The troops intercepted Cicero’s litter as it emerged from a shady walk near the sea. Cicero ordered his bearers to set his litter down. He recognized the tribune, having some years before successfully defended Laenas in court when he was accused of his father’s murder. The tribune may have hesitated, but a centurion named Herennius did not, pulling Cicero’s head toward the edge of the litter and raising his sword. “It took three blows and some sawing through” to sever the famous man’s head. Cicero’s hands also were chopped off—the hands that had written the Philippics in condemnation of Antony.² Eleven months earlier, Cicero had said, “If I am called on to lay down my life, I think I shall have accounted for myself not without glory.”³

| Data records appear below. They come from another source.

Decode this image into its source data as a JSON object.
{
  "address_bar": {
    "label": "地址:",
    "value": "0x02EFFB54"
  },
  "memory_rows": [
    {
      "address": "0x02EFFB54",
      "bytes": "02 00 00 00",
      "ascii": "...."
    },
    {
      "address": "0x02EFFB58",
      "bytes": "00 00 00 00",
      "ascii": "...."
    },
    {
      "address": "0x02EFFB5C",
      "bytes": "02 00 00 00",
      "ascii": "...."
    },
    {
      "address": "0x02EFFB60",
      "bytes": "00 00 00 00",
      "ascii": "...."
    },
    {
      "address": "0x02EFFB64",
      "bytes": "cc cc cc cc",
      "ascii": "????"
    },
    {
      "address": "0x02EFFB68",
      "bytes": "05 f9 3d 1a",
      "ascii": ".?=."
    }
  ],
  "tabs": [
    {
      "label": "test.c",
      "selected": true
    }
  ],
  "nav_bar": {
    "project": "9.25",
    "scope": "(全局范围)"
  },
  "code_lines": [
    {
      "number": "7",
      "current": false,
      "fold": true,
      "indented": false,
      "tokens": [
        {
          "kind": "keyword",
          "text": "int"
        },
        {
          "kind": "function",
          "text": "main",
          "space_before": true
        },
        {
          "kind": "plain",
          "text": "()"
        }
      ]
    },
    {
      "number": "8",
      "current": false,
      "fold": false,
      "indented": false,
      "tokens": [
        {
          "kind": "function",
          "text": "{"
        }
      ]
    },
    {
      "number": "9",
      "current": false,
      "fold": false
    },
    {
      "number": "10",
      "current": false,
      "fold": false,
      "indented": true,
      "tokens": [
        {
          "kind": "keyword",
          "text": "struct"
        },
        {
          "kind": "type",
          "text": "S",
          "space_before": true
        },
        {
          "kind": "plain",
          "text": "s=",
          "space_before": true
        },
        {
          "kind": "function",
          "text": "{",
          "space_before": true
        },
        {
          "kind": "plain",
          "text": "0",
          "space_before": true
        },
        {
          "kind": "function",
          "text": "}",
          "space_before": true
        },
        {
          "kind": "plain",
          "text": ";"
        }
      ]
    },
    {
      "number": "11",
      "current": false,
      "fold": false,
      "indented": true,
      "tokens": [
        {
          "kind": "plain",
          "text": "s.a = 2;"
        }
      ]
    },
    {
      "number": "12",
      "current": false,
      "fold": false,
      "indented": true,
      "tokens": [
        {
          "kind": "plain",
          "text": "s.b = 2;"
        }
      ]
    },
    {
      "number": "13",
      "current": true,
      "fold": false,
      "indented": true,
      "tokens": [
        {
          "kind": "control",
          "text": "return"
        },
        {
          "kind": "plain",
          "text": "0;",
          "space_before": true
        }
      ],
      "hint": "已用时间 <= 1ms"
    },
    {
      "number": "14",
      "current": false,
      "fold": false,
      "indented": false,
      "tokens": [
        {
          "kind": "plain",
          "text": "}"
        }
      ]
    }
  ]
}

“When Cicero was beheaded, the voice of the people was severed,” Velleius was to lament.⁴ The tribune Laenas conveyed Cicero’s head and hands to Antony, who displayed them on the Rostra at Rome for the world to see. Antony was so pleased with Cicero’s death that he multiplied the reward money received by Laenas ten times, to 250,000 sesterces. Only Brutus and Cassius, controlling the East, remained to carry the republican standard.